Goodbye, Mr Chips: children cut down on crisps in lunchboxes

Study finds we are taking lunch to work more often

Some 55 per cent of adults surveyed said they take their lunch to work more often than previously as compared to 39 per cent of Britons. Some 36 per cent of Irish people said they are going out to lunch less often.

Some 55 per cent of adults surveyed said they take their lunch to work more often than previously as compared to 39 per cent of Britons. Some 36 per cent of Irish people said they are going out to lunch less often.

 


We are ditching our deep fat fryers and taking lunch to work more often, while children are also adopting a healthier diet.

These are three findings in Bord Bia’s latest Periscope study, which looks at Irish consumers’ behaviours and attitudes towards grocery shopping and meal preparation. It also compares our attitudes with those in nine other countries, particularly Britain.

The research, due to be published today, found an increasing emphasis on healthy eating here, which might explain why just 45 per cent of adults surveyed have a deep fat fryer, down from 65 per cent in 2003.


Children’s lunches
It found that the contents of children’s lunchboxes in Ireland and Britain were similar when it comes to staples such as sandwiches, fruit and yoghurt, but crisps appeared in only 5 per cent of lunchboxes here compared with 46 per cent in Britain. This is attributed to the increasing emphasis on healthy eating policies in Irish schools.

Some 55 per cent of adults surveyed said they take their lunch to work more often than previously as compared to 39 per cent of Britons. Some 36 per cent of Irish people said they are going out to lunch less often.

About 85 per cent of Irish people said they have a healthy diet. “People in Ireland claim to be the most healthy in the study while Germans claim to be the least healthy,” it says.

The Irish Times Logo
Commenting on The Irish Times has changed. To comment you must now be an Irish Times subscriber.
SUBSCRIBE
GO BACK
Error Image
The account details entered are not currently associated with an Irish Times subscription. Please subscribe to sign in to comment.
Comment Sign In

Forgot password?
The Irish Times Logo
Thank you
You should receive instructions for resetting your password. When you have reset your password, you can Sign In.
The Irish Times Logo
Please choose a screen name. This name will appear beside any comments you post. Your screen name should follow the standards set out in our community standards.
Screen Name Selection

Hello

Please choose a screen name. This name will appear beside any comments you post. Your screen name should follow the standards set out in our community standards.

The Irish Times Logo
Commenting on The Irish Times has changed. To comment you must now be an Irish Times subscriber.
SUBSCRIBE
Forgot Password
Please enter your email address so we can send you a link to reset your password.

Sign In

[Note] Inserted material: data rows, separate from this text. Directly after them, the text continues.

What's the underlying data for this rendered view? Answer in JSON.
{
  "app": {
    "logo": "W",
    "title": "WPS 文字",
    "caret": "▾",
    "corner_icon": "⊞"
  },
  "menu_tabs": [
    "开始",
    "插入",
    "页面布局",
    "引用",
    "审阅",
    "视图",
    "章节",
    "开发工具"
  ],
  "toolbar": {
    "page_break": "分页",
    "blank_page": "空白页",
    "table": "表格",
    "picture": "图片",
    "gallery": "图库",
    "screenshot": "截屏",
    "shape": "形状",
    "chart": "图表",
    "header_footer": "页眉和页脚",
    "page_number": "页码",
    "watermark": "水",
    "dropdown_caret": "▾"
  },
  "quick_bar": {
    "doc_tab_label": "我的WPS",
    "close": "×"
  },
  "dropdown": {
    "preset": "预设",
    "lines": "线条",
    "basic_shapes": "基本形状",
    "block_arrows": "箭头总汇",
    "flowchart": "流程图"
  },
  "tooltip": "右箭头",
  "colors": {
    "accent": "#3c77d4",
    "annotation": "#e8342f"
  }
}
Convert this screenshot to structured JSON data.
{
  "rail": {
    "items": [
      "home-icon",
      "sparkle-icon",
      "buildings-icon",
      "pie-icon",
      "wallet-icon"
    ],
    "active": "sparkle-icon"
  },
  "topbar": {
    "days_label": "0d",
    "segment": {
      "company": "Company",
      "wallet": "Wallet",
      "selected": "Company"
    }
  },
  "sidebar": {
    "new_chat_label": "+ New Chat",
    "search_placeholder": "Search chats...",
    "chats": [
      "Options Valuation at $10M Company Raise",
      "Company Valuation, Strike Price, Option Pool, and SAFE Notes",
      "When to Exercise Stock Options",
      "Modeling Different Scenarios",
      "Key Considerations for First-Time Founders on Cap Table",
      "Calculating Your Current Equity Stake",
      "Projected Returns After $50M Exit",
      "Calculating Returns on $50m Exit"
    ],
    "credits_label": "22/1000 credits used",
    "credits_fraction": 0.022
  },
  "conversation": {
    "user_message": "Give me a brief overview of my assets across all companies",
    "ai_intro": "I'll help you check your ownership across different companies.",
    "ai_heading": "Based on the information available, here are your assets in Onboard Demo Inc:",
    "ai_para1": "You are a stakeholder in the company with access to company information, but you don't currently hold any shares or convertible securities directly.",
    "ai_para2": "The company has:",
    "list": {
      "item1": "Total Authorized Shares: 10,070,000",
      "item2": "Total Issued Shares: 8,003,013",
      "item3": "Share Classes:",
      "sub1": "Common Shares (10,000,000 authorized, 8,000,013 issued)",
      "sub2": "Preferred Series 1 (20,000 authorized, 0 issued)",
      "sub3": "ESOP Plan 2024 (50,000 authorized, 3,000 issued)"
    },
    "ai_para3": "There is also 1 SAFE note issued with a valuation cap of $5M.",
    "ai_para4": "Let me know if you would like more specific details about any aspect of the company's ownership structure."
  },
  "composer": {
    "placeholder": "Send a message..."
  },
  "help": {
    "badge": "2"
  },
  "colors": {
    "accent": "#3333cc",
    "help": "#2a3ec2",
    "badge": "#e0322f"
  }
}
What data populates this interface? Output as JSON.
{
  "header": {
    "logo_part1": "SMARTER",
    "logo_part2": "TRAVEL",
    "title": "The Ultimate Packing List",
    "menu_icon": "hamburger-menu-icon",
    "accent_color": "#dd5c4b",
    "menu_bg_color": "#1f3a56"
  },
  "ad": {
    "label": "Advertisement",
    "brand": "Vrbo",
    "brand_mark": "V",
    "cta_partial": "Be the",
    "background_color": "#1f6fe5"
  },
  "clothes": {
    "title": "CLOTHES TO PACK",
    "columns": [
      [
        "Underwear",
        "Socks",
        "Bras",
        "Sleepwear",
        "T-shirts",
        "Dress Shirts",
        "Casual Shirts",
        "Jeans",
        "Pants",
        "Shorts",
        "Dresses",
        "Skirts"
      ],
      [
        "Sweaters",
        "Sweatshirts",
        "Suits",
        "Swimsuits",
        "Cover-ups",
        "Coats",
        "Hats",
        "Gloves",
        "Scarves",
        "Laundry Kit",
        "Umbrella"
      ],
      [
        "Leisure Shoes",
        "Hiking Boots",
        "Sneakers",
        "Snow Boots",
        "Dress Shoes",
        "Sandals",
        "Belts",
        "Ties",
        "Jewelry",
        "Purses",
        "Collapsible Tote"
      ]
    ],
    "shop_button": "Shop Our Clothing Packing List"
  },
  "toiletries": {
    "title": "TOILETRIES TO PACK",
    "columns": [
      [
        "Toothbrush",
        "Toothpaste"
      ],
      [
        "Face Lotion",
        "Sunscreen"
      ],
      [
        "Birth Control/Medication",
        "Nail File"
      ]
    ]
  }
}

Your Comments
We reserve the right to remove any content at any time from this Community, including without limitation if it violates the Community Standards. We ask that you report content that you in good faith believe violates the above rules by clicking the Flag link next to the offending comment or by filling out this form. New comments are only accepted for 3 days from the date of publication.